The following is a letter written by a mother of a child with Autism. Although, many of us may not know her personally, her sentiments are shared by over 900 families in Greensboro. These are stories that Sarah Althoff, Kay Davis, and Norma McLamb heard almost every day in the public school system. The reality is that believing families were looking for a place to worship but were unable to because of the church’s inability to accommodate the needs of their children. We became “aware” of the problem. However, we began to feel God’s stirring to not just be aware but to be active participants in the solution.
Excerpt from Autism and The Church by Amy Fenton Lee:
Have you ever heard of a church that turned away a little boy because he had red hair? What if a mother was greeted at the children’s ministry check-in with news her redheaded son had to go back home? No, you can’t imagine. If any church ever sent home a child because of their natural hair color it would make the evening news!
Now, have you ever heard of a church that turned away a little boy because he was on the autism spectrum? What if a mother was greeted at church check-in with the news that her son with autism couldn’t be accommodated? Yes, you can imagine. It happens.

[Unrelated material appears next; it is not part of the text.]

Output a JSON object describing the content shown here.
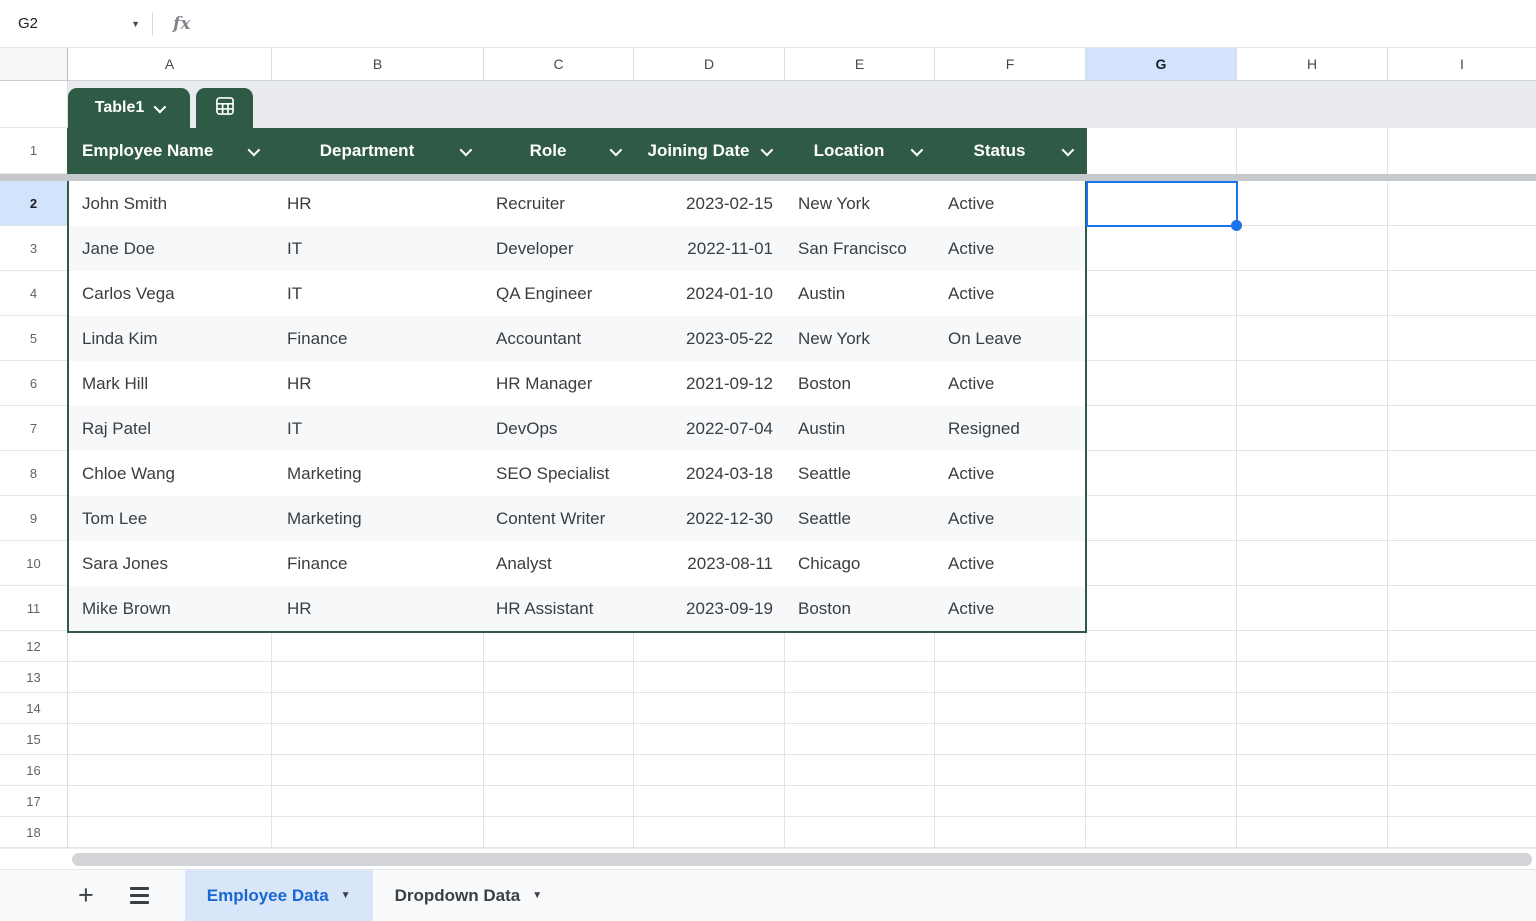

Did you know that the percentage of Americans with red hair is roughly equal to the percentage of 8-year-old boys diagnosed with autism? I think it’s fair to say that statistically speaking, a children’s ministry should have the same number of participating boys with autism as with red hair. That’s pretty sobering. People would go nuts (justifiably) if families of redheaded kids had to figure out which churches were “redhead friendly”. The reality is that this same scenario is happening now for families of kids with autism. While many churches are working to become special needs-friendly, there is room for improvement.

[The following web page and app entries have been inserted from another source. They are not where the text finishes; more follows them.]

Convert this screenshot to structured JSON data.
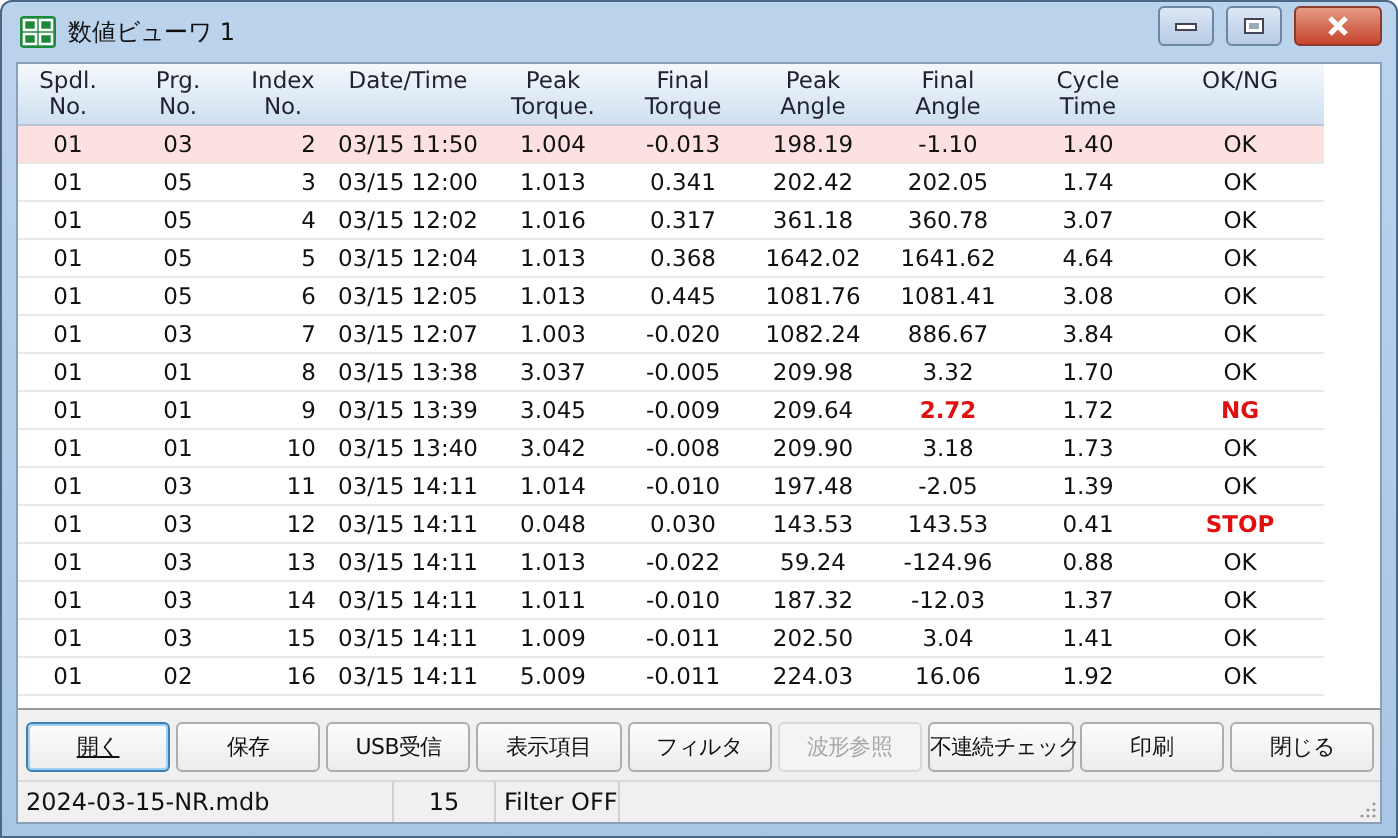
{
  "window": {
    "title": "数値ビューワ 1"
  },
  "table": {
    "columns": [
      "Spdl.\nNo.",
      "Prg.\nNo.",
      "Index\nNo.",
      "Date/Time",
      "Peak\nTorque.",
      "Final\nTorque",
      "Peak\nAngle",
      "Final\nAngle",
      "Cycle\nTime",
      "OK/NG"
    ],
    "rows": [
      {
        "selected": true,
        "final_angle_alert": false,
        "result_alert": false,
        "cells": [
          "01",
          "03",
          "2",
          "03/15 11:50",
          "1.004",
          "-0.013",
          "198.19",
          "-1.10",
          "1.40",
          "OK"
        ]
      },
      {
        "selected": false,
        "final_angle_alert": false,
        "result_alert": false,
        "cells": [
          "01",
          "05",
          "3",
          "03/15 12:00",
          "1.013",
          "0.341",
          "202.42",
          "202.05",
          "1.74",
          "OK"
        ]
      },
      {
        "selected": false,
        "final_angle_alert": false,
        "result_alert": false,
        "cells": [
          "01",
          "05",
          "4",
          "03/15 12:02",
          "1.016",
          "0.317",
          "361.18",
          "360.78",
          "3.07",
          "OK"
        ]
      },
      {
        "selected": false,
        "final_angle_alert": false,
        "result_alert": false,
        "cells": [
          "01",
          "05",
          "5",
          "03/15 12:04",
          "1.013",
          "0.368",
          "1642.02",
          "1641.62",
          "4.64",
          "OK"
        ]
      },
      {
        "selected": false,
        "final_angle_alert": false,
        "result_alert": false,
        "cells": [
          "01",
          "05",
          "6",
          "03/15 12:05",
          "1.013",
          "0.445",
          "1081.76",
          "1081.41",
          "3.08",
          "OK"
        ]
      },
      {
        "selected": false,
        "final_angle_alert": false,
        "result_alert": false,
        "cells": [
          "01",
          "03",
          "7",
          "03/15 12:07",
          "1.003",
          "-0.020",
          "1082.24",
          "886.67",
          "3.84",
          "OK"
        ]
      },
      {
        "selected": false,
        "final_angle_alert": false,
        "result_alert": false,
        "cells": [
          "01",
          "01",
          "8",
          "03/15 13:38",
          "3.037",
          "-0.005",
          "209.98",
          "3.32",
          "1.70",
          "OK"
        ]
      },
      {
        "selected": false,
        "final_angle_alert": true,
        "result_alert": true,
        "cells": [
          "01",
          "01",
          "9",
          "03/15 13:39",
          "3.045",
          "-0.009",
          "209.64",
          "2.72",
          "1.72",
          "NG"
        ]
      },
      {
        "selected": false,
        "final_angle_alert": false,
        "result_alert": false,
        "cells": [
          "01",
          "01",
          "10",
          "03/15 13:40",
          "3.042",
          "-0.008",
          "209.90",
          "3.18",
          "1.73",
          "OK"
        ]
      },
      {
        "selected": false,
        "final_angle_alert": false,
        "result_alert": false,
        "cells": [
          "01",
          "03",
          "11",
          "03/15 14:11",
          "1.014",
          "-0.010",
          "197.48",
          "-2.05",
          "1.39",
          "OK"
        ]
      },
      {
        "selected": false,
        "final_angle_alert": false,
        "result_alert": true,
        "cells": [
          "01",
          "03",
          "12",
          "03/15 14:11",
          "0.048",
          "0.030",
          "143.53",
          "143.53",
          "0.41",
          "STOP"
        ]
      },
      {
        "selected": false,
        "final_angle_alert": false,
        "result_alert": false,
        "cells": [
          "01",
          "03",
          "13",
          "03/15 14:11",
          "1.013",
          "-0.022",
          "59.24",
          "-124.96",
          "0.88",
          "OK"
        ]
      },
      {
        "selected": false,
        "final_angle_alert": false,
        "result_alert": false,
        "cells": [
          "01",
          "03",
          "14",
          "03/15 14:11",
          "1.011",
          "-0.010",
          "187.32",
          "-12.03",
          "1.37",
          "OK"
        ]
      },
      {
        "selected": false,
        "final_angle_alert": false,
        "result_alert": false,
        "cells": [
          "01",
          "03",
          "15",
          "03/15 14:11",
          "1.009",
          "-0.011",
          "202.50",
          "3.04",
          "1.41",
          "OK"
        ]
      },
      {
        "selected": false,
        "final_angle_alert": false,
        "result_alert": false,
        "cells": [
          "01",
          "02",
          "16",
          "03/15 14:11",
          "5.009",
          "-0.011",
          "224.03",
          "16.06",
          "1.92",
          "OK"
        ]
      }
    ]
  },
  "buttons": [
    {
      "label": "開く",
      "disabled": false,
      "focused": true
    },
    {
      "label": "保存",
      "disabled": false,
      "focused": false
    },
    {
      "label": "USB受信",
      "disabled": false,
      "focused": false
    },
    {
      "label": "表示項目",
      "disabled": false,
      "focused": false
    },
    {
      "label": "フィルタ",
      "disabled": false,
      "focused": false
    },
    {
      "label": "波形参照",
      "disabled": true,
      "focused": false
    },
    {
      "label": "不連続チェック",
      "disabled": false,
      "focused": false
    },
    {
      "label": "印刷",
      "disabled": false,
      "focused": false
    },
    {
      "label": "閉じる",
      "disabled": false,
      "focused": false
    }
  ],
  "status_bar": {
    "file": "2024-03-15-NR.mdb",
    "count": "15",
    "filter": "Filter OFF"
  }
}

Recently a church leader said to me, “We just don’t have any kids with significant special needs in our church. We haven’t seen the need to create a ministry or think about doing anything special to accommodate students with disabilities.”

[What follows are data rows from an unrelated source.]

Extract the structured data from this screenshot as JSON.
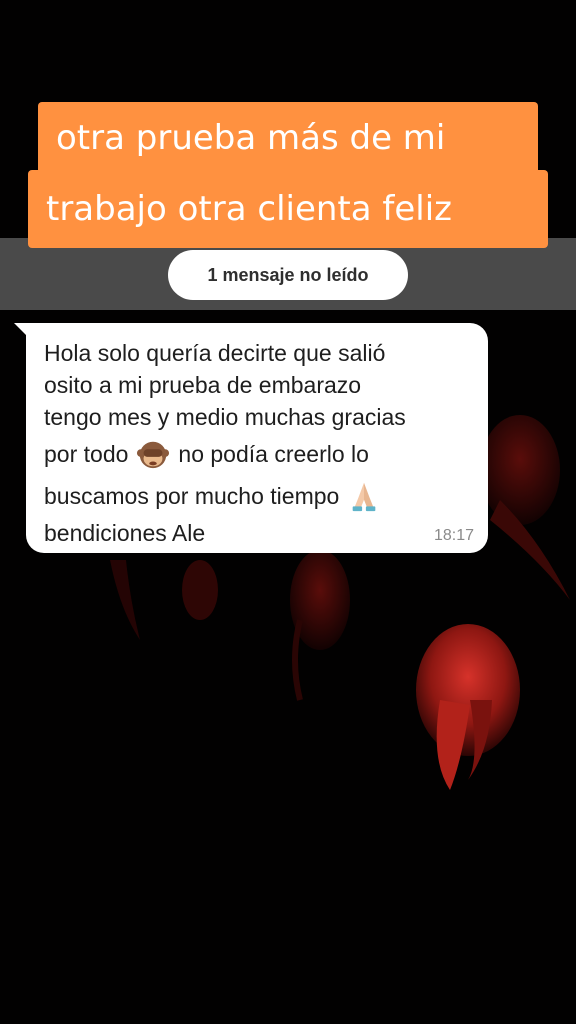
{
  "caption": {
    "line1": "otra prueba más de mi",
    "line2": "trabajo otra clienta feliz"
  },
  "unread_banner": "1 mensaje no leído",
  "message": {
    "lines": [
      "Hola solo quería decirte que salió",
      "osito a mi prueba de embarazo",
      "tengo mes y medio muchas gracias",
      "por todo",
      "no podía creerlo lo",
      "buscamos por mucho tiempo",
      "bendiciones Ale"
    ],
    "time": "18:17",
    "emoji_1": "see-no-evil-monkey-icon",
    "emoji_2": "praying-hands-icon"
  },
  "colors": {
    "caption_bg": "#ff9140",
    "band": "#4a4a4a",
    "bubble": "#ffffff",
    "background": "#020101"
  }
}
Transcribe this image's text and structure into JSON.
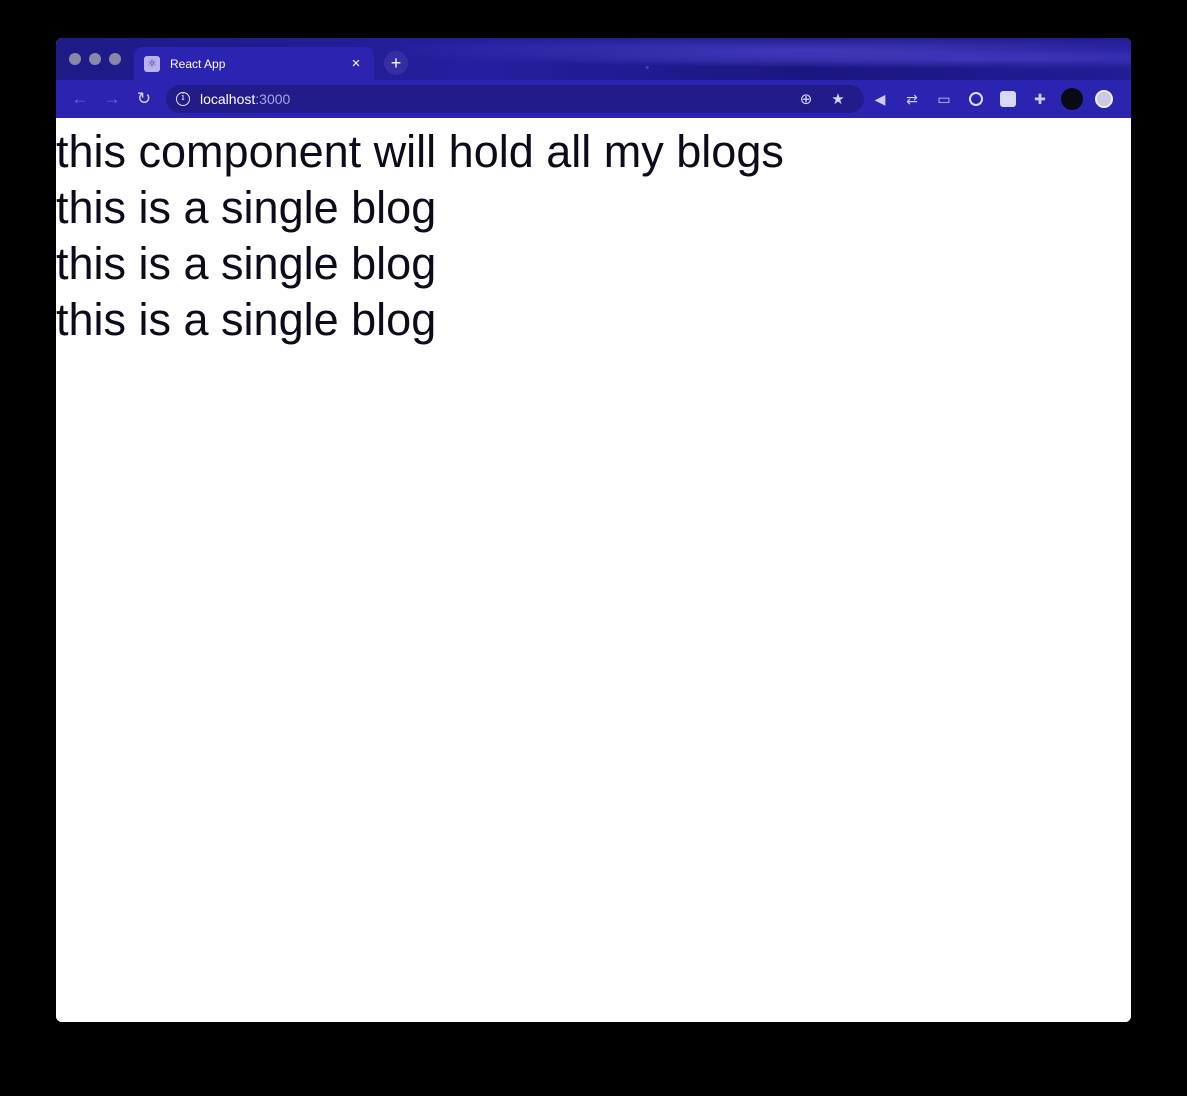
{
  "browser": {
    "tab": {
      "title": "React App",
      "favicon": "react-favicon-icon"
    },
    "new_tab_icon": "+",
    "close_tab_icon": "×",
    "address": {
      "host": "localhost",
      "port": ":3000"
    },
    "nav": {
      "back": "←",
      "forward": "→",
      "reload": "↻"
    },
    "omnibox_icons": {
      "zoom": "⊕",
      "bookmark": "★"
    },
    "extensions": [
      "mute-extension-icon",
      "link-extension-icon",
      "screen-extension-icon",
      "circle-extension-icon",
      "puzzle-extension-icon",
      "extensions-menu-icon",
      "dark-extension-icon",
      "profile-avatar-icon"
    ]
  },
  "page": {
    "heading": "this component will hold all my blogs",
    "blogs": [
      "this is a single blog",
      "this is a single blog",
      "this is a single blog"
    ]
  },
  "colors": {
    "titlebar": "#1e1a86",
    "toolbar": "#2b24b0",
    "page_background": "#ffffff",
    "page_text": "#0b0b1a"
  }
}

In the church world, we’re at a fork in the road. Up to now, it’s been an accepted norm that not all churches could or should accommodate kids with autism and other special needs. Realistically, churches cannot all accommodate these needs to the same degree. But times are changing. It is no longer acceptable for any church to be unaware of and unprepared to welcome families with special needs. Every church needs a plan for inclusion.
These real-life experiences led Impact to consider what we could do to help and in that searching we found a calling that has given us immeasurably more than we have given it. As of now, Impact Church has certified teachers at every worship service that provide individual and appropriate instruction and care for children with Autism. On Sunday mornings, we have a time of worship and music specifically for children with special needs. Furthermore, we have a 4 week Impact Autism Summer Camp, culminating in the Autism Extravaganza (a big block party, outdoor celebration) that is providing acceptance, love, and resources for hundreds of children in our area. Lastly, we have also founded Impact Journey School, a private school for children with special needs. We currently serve 30 children with 14 staff members including ABA curriculum, speech therapy, occupational therapy, and music therapy. Praise the Lord! We are thankful for the heart of the church that makes these events and ministries possible.
Lastly, as thankful as we are for all that we have been able to do, we are willing and desiring to learn and expand as we see needs increase. Therefore, if you have any ideas as to how we can better serve children with Autism and their families please let us know. We want to be a part of the solution!